§ **TO DO**
Go through the data and report each line that holds the string "this".

§ **STUDY MATERIAL**
○ ○ ○ ○ ○

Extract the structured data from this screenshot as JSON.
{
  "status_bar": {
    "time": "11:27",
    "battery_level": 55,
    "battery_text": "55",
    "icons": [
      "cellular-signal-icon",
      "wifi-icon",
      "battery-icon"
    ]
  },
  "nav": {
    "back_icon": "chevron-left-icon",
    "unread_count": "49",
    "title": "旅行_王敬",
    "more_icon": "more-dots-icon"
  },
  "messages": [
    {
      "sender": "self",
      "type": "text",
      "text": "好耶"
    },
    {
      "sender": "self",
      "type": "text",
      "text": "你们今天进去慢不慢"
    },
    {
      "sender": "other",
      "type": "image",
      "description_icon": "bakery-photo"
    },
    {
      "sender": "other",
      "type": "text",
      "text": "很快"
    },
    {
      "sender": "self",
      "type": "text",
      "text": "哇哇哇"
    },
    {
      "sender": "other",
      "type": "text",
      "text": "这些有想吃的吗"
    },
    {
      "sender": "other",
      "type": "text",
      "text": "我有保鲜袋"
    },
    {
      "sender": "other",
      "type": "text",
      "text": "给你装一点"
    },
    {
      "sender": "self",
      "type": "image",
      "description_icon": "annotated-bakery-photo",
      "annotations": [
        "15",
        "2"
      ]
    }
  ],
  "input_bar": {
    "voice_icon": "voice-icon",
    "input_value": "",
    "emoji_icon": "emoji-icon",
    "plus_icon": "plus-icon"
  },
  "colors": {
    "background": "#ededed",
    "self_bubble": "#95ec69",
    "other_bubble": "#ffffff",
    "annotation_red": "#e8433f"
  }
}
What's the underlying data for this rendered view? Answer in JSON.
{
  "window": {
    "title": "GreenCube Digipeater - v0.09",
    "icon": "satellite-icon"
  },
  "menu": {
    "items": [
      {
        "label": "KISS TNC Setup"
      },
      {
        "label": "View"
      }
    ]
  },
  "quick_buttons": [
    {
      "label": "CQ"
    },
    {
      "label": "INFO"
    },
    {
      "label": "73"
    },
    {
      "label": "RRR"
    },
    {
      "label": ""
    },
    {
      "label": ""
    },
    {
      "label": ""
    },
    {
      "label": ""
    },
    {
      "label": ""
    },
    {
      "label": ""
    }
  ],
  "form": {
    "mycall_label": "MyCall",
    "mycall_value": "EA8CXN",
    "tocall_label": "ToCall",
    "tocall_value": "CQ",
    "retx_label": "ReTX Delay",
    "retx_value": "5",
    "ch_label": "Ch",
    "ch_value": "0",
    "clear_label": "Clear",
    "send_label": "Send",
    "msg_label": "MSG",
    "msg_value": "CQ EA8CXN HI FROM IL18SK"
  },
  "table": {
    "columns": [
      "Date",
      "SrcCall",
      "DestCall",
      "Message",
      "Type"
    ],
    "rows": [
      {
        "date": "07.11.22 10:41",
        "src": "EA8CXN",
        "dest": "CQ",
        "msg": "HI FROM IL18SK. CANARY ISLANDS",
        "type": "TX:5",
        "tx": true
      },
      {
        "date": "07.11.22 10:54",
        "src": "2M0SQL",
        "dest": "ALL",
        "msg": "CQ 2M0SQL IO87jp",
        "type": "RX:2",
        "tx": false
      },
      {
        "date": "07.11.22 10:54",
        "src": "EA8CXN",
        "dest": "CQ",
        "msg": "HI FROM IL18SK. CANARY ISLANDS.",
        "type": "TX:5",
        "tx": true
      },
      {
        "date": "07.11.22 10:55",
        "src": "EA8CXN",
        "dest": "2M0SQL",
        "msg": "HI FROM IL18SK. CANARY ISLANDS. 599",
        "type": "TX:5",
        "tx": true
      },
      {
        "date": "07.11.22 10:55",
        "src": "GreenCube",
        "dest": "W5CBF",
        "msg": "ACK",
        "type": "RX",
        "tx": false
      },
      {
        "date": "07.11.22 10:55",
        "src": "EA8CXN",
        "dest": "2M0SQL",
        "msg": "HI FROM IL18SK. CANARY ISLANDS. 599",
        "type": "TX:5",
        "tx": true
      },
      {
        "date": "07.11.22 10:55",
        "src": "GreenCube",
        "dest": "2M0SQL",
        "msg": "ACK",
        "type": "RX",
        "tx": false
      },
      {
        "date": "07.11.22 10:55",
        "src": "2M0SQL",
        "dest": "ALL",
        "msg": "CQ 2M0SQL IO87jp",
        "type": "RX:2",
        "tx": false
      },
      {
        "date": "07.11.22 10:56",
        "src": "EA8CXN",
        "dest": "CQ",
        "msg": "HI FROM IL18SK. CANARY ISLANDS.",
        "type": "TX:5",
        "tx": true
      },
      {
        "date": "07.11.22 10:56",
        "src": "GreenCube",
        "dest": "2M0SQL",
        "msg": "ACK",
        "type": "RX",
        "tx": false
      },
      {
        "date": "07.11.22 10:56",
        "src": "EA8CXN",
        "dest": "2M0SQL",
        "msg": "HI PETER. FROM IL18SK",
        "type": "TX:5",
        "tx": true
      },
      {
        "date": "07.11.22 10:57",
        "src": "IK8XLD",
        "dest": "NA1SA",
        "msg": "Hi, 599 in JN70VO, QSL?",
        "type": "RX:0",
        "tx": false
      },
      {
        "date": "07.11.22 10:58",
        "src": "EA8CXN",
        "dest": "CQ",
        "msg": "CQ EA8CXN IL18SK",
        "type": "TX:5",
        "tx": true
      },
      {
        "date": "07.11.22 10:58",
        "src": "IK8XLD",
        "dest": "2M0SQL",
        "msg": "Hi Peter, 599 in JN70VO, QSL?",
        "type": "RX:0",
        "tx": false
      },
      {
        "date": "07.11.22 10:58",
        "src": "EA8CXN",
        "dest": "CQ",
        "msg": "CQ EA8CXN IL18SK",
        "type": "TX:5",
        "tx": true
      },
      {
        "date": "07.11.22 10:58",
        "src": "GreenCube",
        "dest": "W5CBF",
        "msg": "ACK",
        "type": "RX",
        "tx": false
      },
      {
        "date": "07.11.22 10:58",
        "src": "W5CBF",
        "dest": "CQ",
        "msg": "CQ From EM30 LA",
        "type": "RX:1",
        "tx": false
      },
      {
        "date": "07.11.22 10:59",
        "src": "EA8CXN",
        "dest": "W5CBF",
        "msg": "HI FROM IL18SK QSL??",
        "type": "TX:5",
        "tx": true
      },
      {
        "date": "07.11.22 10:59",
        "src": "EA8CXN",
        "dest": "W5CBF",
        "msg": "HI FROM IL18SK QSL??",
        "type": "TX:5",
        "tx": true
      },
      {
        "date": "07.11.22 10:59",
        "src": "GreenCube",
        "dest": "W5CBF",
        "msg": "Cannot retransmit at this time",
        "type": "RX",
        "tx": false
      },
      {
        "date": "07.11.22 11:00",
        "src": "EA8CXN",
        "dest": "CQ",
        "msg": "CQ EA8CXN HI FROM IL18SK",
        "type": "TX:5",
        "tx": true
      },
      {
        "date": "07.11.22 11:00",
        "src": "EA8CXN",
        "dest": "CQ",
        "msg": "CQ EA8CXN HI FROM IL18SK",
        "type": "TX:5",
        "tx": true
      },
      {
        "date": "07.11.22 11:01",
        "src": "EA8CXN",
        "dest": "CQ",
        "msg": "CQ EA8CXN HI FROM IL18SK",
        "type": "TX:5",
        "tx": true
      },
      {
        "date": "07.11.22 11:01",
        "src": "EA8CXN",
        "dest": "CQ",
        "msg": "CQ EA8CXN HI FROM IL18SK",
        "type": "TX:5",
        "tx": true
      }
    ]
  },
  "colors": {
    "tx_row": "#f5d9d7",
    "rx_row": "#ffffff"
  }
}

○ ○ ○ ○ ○

§ **THE COMPLETED TASK**
Extract the structured data from this screenshot as JSON.
What's the underlying data for this rendered view? Answer in JSON.
        "msg": "Cannot retransmit at this time",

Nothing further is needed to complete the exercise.